The pre-conference sponsors are applying learnings from the day-long discussions to develop a forthcoming global roadmap for action to help coordinate and crowd in support for collective action on fostering policy solutions, programming, and financing for care services and infrastructure.

Intersectional Strategies to Advance Gender Equality

The Women Deliver Conference facilitated engagement between attendees in a dynamic mix of side events, concurrent sessions, and serendipitous chance meetings with longtime colleagues and new connections. Three takeaways stand out from the rich discussions encompassed in each conference session.

  1. Care is everywhere. Across diverse topics, virtually every session acknowledged how unpaid and unrecognized care work creates, complicates, or hinders progress on that particular issue. Unpaid and poorly paid care work performed predominantly by women is an urgent and persistent barrier to achieving gender equality and inclusive economic growth, and it is worthy of concerted and sustained investment. We need to continue to move from acknowledgement to planning and implementation of concrete actions at scale.
  2. No matter what we work on, we all must be climate activists. Ellen Dorsey of the Wallace Global Fund said it best: “We are the first generation to fully understand that climate change is urgent and the last generation that can do something about it before it’s too late.” Only 2% of climate financing goes to women and climate financing mechanisms are not designed to reach the women who are bearing the brunt of the climate crisis. Climate financing cannot be debt, because that simply means that women are paying it back through increased unpaid care work. Panelists called for decentralized solar energy systems as a transformative gender-sensitive climate solution, as well as land reform to empower women farmers—who are responsible for 65% of agricultural output, but only own 10% of the land. From transportation to trade, there are gender-sensitive climate strategies we can and must prioritize, “before it’s too late.”
  3. If you keep your head down and stay in your lane, you’re missing out. Seeking out intersections and collaboration are potent strategies for breaking out of “business as usual” and identifying new ways of working through new partnerships beyond the usual suspects. Our work at Cadmus hinges on integrating gender considerations and strategies across a diverse set of issue areas—from trade and investment to energy and transportation infrastructure—to establish impactful, long-lasting solutions that drive improved outcomes across economies and societies. The Women Deliver Conference brought together thousands of activists with a shared sense of urgency and created a valuable space to build stronger connections across common ideals. Translating ideals into action by leaning on newfound allies is how we move from attending a conference to fueling a movement that has its sights set on a feminist future where new climate solutions, more equitable economic systems, and more caring societies mean safer, more meaningful lives for all of us.
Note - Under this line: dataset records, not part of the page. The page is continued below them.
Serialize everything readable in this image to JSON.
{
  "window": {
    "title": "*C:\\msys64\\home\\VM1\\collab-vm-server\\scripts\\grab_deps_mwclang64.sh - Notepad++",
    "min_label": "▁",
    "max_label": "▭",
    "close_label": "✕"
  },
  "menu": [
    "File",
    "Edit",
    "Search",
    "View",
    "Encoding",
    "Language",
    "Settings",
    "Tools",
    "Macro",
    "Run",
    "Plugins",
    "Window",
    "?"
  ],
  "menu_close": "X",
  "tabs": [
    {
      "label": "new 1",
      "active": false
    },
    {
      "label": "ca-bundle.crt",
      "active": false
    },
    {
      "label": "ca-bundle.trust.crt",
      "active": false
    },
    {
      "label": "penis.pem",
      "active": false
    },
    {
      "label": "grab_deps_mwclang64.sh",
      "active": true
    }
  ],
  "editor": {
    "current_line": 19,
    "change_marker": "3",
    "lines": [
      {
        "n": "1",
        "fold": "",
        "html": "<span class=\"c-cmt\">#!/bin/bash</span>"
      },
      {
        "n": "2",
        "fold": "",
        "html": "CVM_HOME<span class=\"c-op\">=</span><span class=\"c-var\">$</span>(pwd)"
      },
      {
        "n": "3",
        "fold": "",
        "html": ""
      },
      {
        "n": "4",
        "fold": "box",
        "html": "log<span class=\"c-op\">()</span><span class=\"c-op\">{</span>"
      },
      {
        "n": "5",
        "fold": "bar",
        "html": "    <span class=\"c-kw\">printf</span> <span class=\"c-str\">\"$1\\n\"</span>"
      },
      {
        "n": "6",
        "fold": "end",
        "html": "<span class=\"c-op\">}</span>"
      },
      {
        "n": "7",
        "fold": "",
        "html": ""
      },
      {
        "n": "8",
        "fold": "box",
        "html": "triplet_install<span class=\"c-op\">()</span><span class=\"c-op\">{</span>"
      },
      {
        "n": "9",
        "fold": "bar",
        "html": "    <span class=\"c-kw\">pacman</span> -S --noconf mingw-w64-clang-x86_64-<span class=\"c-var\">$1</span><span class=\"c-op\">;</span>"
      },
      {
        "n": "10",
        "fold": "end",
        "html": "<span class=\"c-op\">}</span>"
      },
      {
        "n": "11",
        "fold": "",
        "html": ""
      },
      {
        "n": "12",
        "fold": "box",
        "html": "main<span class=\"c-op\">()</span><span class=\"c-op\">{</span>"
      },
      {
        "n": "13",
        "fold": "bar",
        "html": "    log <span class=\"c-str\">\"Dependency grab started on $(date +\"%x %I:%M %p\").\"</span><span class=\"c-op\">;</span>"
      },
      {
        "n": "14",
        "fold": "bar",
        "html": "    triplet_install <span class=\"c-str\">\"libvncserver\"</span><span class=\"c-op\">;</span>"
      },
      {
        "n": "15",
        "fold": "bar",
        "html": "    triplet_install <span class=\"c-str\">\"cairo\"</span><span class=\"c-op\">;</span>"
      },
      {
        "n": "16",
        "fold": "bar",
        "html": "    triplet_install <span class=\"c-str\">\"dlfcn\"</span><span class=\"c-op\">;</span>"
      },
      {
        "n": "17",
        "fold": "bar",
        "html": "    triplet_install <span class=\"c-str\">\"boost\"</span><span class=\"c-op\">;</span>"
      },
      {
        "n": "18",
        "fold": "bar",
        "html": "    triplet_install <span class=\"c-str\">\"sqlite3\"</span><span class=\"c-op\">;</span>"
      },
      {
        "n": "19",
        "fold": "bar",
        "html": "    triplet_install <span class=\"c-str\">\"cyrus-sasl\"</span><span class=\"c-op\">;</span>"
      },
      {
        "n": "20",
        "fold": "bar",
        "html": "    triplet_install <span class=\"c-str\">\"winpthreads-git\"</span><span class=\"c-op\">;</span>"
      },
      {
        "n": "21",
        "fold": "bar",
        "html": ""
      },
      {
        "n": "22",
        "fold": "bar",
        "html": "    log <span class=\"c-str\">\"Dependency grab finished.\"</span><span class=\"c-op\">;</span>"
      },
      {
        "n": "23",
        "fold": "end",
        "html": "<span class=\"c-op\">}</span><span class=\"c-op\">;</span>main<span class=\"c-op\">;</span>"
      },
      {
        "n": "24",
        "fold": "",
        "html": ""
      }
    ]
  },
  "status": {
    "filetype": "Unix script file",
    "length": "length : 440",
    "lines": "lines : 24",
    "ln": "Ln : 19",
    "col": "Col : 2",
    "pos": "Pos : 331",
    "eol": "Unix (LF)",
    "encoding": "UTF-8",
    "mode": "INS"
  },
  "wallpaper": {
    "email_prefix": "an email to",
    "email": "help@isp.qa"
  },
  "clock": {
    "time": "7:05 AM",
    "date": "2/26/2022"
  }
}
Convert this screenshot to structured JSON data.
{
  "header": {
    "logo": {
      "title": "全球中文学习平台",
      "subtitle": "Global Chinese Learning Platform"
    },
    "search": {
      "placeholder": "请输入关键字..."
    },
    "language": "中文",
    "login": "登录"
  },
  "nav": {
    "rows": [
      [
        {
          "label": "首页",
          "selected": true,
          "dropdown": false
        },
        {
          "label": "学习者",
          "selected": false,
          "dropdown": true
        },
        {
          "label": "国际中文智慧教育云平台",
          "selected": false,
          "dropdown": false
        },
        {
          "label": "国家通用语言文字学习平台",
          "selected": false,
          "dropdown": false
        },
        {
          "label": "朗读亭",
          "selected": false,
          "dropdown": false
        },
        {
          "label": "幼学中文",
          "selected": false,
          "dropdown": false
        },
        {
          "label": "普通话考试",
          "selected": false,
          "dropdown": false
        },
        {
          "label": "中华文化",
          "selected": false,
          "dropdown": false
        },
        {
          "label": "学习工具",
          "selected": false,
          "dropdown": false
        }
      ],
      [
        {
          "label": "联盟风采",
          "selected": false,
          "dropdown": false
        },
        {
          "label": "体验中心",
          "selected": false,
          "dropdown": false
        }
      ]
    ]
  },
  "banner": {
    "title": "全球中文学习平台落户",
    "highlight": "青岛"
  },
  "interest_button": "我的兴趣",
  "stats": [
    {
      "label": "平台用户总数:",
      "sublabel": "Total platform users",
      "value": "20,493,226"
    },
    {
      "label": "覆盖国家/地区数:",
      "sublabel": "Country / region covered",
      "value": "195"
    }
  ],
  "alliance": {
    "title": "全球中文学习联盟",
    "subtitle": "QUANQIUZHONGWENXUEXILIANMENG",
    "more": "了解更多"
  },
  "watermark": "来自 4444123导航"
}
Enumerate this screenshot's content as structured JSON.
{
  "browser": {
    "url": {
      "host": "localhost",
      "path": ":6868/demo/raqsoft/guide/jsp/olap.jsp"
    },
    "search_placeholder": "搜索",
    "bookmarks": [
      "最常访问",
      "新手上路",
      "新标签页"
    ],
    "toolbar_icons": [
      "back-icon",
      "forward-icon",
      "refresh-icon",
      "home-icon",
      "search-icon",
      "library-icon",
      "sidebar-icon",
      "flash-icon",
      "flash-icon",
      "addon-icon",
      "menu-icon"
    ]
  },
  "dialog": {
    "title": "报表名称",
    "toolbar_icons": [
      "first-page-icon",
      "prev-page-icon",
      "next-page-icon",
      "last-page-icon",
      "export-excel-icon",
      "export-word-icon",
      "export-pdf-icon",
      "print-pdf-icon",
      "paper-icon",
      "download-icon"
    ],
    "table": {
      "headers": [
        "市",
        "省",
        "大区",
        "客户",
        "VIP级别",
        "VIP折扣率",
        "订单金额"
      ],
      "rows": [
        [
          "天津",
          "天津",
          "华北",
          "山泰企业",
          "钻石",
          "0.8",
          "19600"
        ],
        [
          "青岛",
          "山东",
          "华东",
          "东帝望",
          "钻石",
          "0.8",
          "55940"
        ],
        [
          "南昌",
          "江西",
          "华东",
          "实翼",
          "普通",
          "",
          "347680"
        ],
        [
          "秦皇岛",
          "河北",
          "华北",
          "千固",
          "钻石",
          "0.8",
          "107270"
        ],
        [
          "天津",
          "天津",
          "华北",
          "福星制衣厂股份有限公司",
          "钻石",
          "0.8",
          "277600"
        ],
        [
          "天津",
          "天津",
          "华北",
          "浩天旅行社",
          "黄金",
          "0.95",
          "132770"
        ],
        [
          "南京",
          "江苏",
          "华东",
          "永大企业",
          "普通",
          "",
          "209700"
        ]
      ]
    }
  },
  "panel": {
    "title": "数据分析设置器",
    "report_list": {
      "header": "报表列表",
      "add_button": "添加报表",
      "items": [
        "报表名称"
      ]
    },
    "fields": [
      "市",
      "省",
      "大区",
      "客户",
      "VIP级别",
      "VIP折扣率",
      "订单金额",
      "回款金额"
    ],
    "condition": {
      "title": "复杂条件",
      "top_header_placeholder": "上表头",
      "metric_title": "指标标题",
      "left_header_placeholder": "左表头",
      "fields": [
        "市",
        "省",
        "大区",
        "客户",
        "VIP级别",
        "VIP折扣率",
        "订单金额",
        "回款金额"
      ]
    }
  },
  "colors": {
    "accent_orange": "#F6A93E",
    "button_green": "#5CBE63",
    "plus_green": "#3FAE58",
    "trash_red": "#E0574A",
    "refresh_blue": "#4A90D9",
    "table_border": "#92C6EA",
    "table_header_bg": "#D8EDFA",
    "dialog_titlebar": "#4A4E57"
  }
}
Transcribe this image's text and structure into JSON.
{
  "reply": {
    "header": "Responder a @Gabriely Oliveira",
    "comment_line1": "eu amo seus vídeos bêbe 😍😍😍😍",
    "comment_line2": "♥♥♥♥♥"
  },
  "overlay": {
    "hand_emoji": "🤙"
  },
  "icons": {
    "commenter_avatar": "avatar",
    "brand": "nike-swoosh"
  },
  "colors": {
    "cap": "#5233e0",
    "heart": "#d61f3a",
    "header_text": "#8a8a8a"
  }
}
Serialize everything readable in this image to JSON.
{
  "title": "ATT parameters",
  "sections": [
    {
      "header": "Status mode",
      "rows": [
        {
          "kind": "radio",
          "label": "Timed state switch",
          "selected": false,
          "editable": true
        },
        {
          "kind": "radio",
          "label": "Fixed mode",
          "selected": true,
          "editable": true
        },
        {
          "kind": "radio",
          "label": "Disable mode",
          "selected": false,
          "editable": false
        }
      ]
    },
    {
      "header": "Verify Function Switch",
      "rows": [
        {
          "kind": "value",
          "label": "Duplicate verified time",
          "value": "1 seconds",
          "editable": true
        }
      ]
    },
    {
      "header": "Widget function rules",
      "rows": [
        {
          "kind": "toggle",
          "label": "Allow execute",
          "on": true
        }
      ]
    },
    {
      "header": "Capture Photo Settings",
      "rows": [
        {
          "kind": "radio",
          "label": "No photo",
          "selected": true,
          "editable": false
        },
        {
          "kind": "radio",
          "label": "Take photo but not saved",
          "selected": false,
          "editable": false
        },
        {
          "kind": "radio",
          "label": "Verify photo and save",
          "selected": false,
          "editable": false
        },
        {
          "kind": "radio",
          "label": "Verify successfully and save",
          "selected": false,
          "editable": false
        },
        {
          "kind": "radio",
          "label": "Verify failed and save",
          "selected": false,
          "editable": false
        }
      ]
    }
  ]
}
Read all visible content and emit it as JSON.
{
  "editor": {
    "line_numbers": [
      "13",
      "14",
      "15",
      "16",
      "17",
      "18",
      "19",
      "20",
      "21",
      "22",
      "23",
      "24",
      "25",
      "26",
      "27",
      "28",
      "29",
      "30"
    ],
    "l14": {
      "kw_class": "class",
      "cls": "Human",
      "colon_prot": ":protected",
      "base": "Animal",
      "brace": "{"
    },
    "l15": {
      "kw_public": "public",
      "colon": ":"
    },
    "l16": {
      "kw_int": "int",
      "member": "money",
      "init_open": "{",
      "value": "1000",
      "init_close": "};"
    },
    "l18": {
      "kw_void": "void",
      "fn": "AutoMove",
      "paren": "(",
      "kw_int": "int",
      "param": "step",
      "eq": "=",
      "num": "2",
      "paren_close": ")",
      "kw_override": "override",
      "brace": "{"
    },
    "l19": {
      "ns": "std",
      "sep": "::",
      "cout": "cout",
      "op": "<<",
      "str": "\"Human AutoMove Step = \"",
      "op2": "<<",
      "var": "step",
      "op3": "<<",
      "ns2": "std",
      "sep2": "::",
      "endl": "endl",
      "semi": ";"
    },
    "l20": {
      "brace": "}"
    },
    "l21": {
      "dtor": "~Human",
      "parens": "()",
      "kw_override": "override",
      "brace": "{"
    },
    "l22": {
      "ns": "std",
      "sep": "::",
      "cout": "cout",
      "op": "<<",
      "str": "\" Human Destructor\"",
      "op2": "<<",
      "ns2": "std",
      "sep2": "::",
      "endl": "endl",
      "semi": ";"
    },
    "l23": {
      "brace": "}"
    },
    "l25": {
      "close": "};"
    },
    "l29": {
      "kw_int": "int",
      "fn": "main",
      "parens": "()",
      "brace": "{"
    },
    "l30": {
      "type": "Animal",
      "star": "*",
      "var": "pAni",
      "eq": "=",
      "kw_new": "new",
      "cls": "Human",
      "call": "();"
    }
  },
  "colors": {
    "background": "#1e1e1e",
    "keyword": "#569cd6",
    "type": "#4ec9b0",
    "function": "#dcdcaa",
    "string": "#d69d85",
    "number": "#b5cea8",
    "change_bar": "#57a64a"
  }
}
Contact Kate Francis to learn more about Cadmus’ work in building inclusive care systems.